Nothing should be left out when you copy the entries below.

====

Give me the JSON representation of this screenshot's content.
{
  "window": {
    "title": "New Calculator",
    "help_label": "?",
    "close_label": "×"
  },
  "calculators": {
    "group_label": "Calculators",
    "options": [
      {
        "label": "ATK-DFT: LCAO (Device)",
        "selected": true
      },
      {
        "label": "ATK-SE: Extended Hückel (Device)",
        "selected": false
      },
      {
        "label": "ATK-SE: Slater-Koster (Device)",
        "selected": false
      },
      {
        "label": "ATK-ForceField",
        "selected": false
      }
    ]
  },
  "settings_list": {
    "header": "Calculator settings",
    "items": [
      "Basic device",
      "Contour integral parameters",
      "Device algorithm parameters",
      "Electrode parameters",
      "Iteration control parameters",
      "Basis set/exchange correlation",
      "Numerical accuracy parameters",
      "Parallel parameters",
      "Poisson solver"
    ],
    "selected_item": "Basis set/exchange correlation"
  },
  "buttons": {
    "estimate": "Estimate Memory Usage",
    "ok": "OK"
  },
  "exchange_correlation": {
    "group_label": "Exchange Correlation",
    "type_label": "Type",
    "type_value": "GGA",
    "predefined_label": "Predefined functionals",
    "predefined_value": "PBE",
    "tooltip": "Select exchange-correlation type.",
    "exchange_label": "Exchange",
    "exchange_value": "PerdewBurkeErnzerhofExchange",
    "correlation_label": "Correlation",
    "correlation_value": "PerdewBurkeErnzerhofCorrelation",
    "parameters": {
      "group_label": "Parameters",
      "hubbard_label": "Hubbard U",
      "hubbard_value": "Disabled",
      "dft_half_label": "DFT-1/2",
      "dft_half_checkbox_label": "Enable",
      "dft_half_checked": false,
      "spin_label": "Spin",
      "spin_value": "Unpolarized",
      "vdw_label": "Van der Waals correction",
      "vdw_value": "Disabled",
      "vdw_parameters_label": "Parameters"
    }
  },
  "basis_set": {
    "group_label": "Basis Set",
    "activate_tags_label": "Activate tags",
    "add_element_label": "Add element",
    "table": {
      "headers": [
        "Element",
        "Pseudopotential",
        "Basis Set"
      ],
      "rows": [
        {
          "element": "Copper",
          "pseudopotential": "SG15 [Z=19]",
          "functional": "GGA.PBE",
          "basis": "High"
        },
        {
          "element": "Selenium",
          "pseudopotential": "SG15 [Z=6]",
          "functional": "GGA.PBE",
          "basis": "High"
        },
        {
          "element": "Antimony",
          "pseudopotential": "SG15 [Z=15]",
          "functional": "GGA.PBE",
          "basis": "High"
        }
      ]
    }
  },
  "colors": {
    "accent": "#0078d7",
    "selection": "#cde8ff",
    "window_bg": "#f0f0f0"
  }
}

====

Task solution:
Give me the JSON representation of this screenshot's content.
{
  "window": {
    "title": "New Calculator",
    "help_label": "?",
    "close_label": "×"
  },
  "calculators": {
    "group_label": "Calculators",
    "options": [
      {
        "label": "ATK-DFT: LCAO (Device)",
        "selected": true
      },
      {
        "label": "ATK-SE: Extended Hückel (Device)",
        "selected": false
      },
      {
        "label": "ATK-SE: Slater-Koster (Device)",
        "selected": false
      },
      {
        "label": "ATK-ForceField",
        "selected": false
      }
    ]
  },
  "settings_list": {
    "header": "Calculator settings",
    "items": [
      "Basic device",
      "Contour integral parameters",
      "Device algorithm parameters",
      "Electrode parameters",
      "Iteration control parameters",
      "Basis set/exchange correlation",
      "Numerical accuracy parameters",
      "Parallel parameters",
      "Poisson solver"
    ],
    "selected_item": "Basis set/exchange correlation"
  },
  "buttons": {
    "estimate": "Estimate Memory Usage",
    "ok": "OK"
  },
  "exchange_correlation": {
    "group_label": "Exchange Correlation",
    "type_label": "Type",
    "type_value": "GGA",
    "predefined_label": "Predefined functionals",
    "predefined_value": "PBE",
    "tooltip": "Select exchange-correlation type.",
    "exchange_label": "Exchange",
    "exchange_value": "PerdewBurkeErnzerhofExchange",
    "correlation_label": "Correlation",
    "correlation_value": "PerdewBurkeErnzerhofCorrelation",
    "parameters": {
      "group_label": "Parameters",
      "hubbard_label": "Hubbard U",
      "hubbard_value": "Disabled",
      "dft_half_label": "DFT-1/2",
      "dft_half_checkbox_label": "Enable",
      "dft_half_checked": false,
      "spin_label": "Spin",
      "spin_value": "Unpolarized",
      "vdw_label": "Van der Waals correction",
      "vdw_value": "Disabled",
      "vdw_parameters_label": "Parameters"
    }
  },
  "basis_set": {
    "group_label": "Basis Set",
    "activate_tags_label": "Activate tags",
    "add_element_label": "Add element",
    "table": {
      "headers": [
        "Element",
        "Pseudopotential",
        "Basis Set"
      ],
      "rows": [
        {
          "element": "Copper",
          "pseudopotential": "SG15 [Z=19]",
          "functional": "GGA.PBE",
          "basis": "High"
        },
        {
          "element": "Selenium",
          "pseudopotential": "SG15 [Z=6]",
          "functional": "GGA.PBE",
          "basis": "High"
        },
        {
          "element": "Antimony",
          "pseudopotential": "SG15 [Z=15]",
          "functional": "GGA.PBE",
          "basis": "High"
        }
      ]
    }
  },
  "colors": {
    "accent": "#0078d7",
    "selection": "#cde8ff",
    "window_bg": "#f0f0f0"
  }
}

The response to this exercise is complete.